TASK TO COMPLETE:
The response should contain all of the records, copied exactly, and none of the images.

--- GIVEN RECORDS ---

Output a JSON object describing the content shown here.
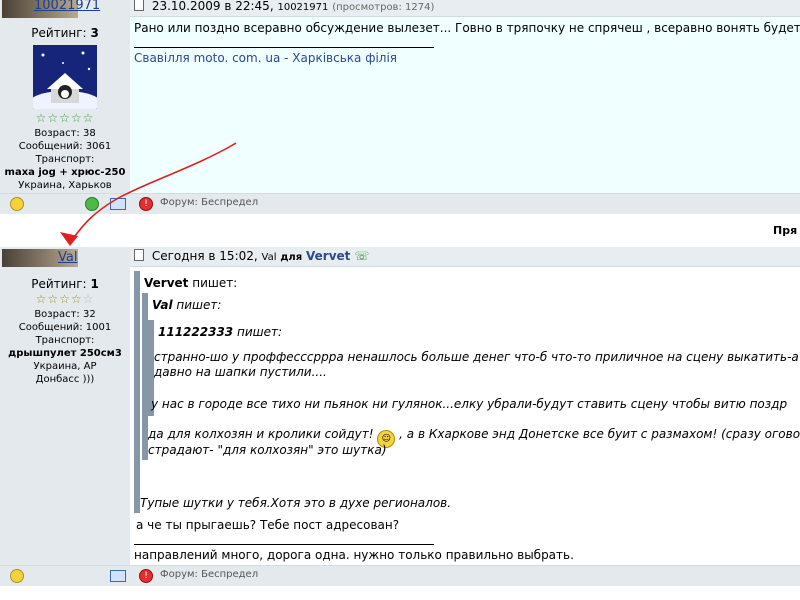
{
  "post1": {
    "author": "10021971",
    "rating_label": "Рейтинг:",
    "rating_value": "3",
    "stars": "☆☆☆☆☆",
    "age": "Возраст: 38",
    "messages": "Сообщений: 3061",
    "transport_label": "Транспорт:",
    "transport": "maxa jog + хрюс-250",
    "location": "Украина, Харьков",
    "date": "23.10.2009 в 22:45,",
    "date_author": "10021971",
    "views": "(просмотров: 1274)",
    "text": "Рано или поздно всеравно обсуждение вылезет... Говно в тряпочку не спрячеш , всеравно вонять будет!",
    "signature": "Свавілля moto. com. ua - Харківська філія",
    "forum": "Форум: Беспредел"
  },
  "divider_text": "Пря",
  "post2": {
    "author": "Val",
    "rating_label": "Рейтинг:",
    "rating_value": "1",
    "stars_filled": "☆☆☆☆",
    "stars_empty": "☆",
    "age": "Возраст: 32",
    "messages": "Сообщений: 1001",
    "transport_label": "Транспорт:",
    "transport": "дрышпулет 250см3",
    "location1": "Украина, АР",
    "location2": "Донбасс )))",
    "date": "Сегодня в 15:02,",
    "date_author": "Val",
    "for_label": "для",
    "for_user": "Vervet",
    "quote1_author": "Vervet",
    "quote1_says": "пишет:",
    "quote2_author": "Val",
    "quote2_says": "пишет:",
    "quote3_author": "111222333",
    "quote3_says": "пишет:",
    "q3_line1": "странно-шо у проффесссррра ненашлось больше денег что-б что-то приличное на сцену выкатить-а",
    "q3_line2": "давно на шапки пустили....",
    "q3_line3": "у нас в городе все тихо ни пьянок ни гулянок...елку убрали-будут ставить сцену чтобы витю поздр",
    "q2_line1a": "да для колхозян и кролики сойдут!",
    "q2_line1b": ", а в Кхаркове энд Донетске все буит с размахом! (сразу оговор",
    "q2_line2": "страдают- \"для колхозян\" это шутка)",
    "q1_text": "Тупые шутки у тебя.Хотя это в духе регионалов.",
    "reply": "а че ты прыгаешь? Тебе пост адресован?",
    "signature": "направлений много, дорога одна. нужно только правильно выбрать.",
    "forum": "Форум: Беспредел"
  },
  "colors": {
    "content_bg": "#f0ffff",
    "sidebar_bg": "#e4e9ee",
    "quote_bar": "#8797a7",
    "arrow": "#e02020"
  },
  "icons": [
    "lightbulb-icon",
    "flower-icon",
    "mail-icon",
    "warning-icon",
    "doc-icon",
    "phone-icon",
    "smiley-icon",
    "mascot-icon"
  ]
}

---

ANSWER BOX:
Output a JSON object describing the content shown here.
{
  "post1": {
    "author": "10021971",
    "rating_label": "Рейтинг:",
    "rating_value": "3",
    "stars": "☆☆☆☆☆",
    "age": "Возраст: 38",
    "messages": "Сообщений: 3061",
    "transport_label": "Транспорт:",
    "transport": "maxa jog + хрюс-250",
    "location": "Украина, Харьков",
    "date": "23.10.2009 в 22:45,",
    "date_author": "10021971",
    "views": "(просмотров: 1274)",
    "text": "Рано или поздно всеравно обсуждение вылезет... Говно в тряпочку не спрячеш , всеравно вонять будет!",
    "signature": "Свавілля moto. com. ua - Харківська філія",
    "forum": "Форум: Беспредел"
  },
  "divider_text": "Пря",
  "post2": {
    "author": "Val",
    "rating_label": "Рейтинг:",
    "rating_value": "1",
    "stars_filled": "☆☆☆☆",
    "stars_empty": "☆",
    "age": "Возраст: 32",
    "messages": "Сообщений: 1001",
    "transport_label": "Транспорт:",
    "transport": "дрышпулет 250см3",
    "location1": "Украина, АР",
    "location2": "Донбасс )))",
    "date": "Сегодня в 15:02,",
    "date_author": "Val",
    "for_label": "для",
    "for_user": "Vervet",
    "quote1_author": "Vervet",
    "quote1_says": "пишет:",
    "quote2_author": "Val",
    "quote2_says": "пишет:",
    "quote3_author": "111222333",
    "quote3_says": "пишет:",
    "q3_line1": "странно-шо у проффесссррра ненашлось больше денег что-б что-то приличное на сцену выкатить-а",
    "q3_line2": "давно на шапки пустили....",
    "q3_line3": "у нас в городе все тихо ни пьянок ни гулянок...елку убрали-будут ставить сцену чтобы витю поздр",
    "q2_line1a": "да для колхозян и кролики сойдут!",
    "q2_line1b": ", а в Кхаркове энд Донетске все буит с размахом! (сразу оговор",
    "q2_line2": "страдают- \"для колхозян\" это шутка)",
    "q1_text": "Тупые шутки у тебя.Хотя это в духе регионалов.",
    "reply": "а че ты прыгаешь? Тебе пост адресован?",
    "signature": "направлений много, дорога одна. нужно только правильно выбрать.",
    "forum": "Форум: Беспредел"
  },
  "colors": {
    "content_bg": "#f0ffff",
    "sidebar_bg": "#e4e9ee",
    "quote_bar": "#8797a7",
    "arrow": "#e02020"
  },
  "icons": [
    "lightbulb-icon",
    "flower-icon",
    "mail-icon",
    "warning-icon",
    "doc-icon",
    "phone-icon",
    "smiley-icon",
    "mascot-icon"
  ]
}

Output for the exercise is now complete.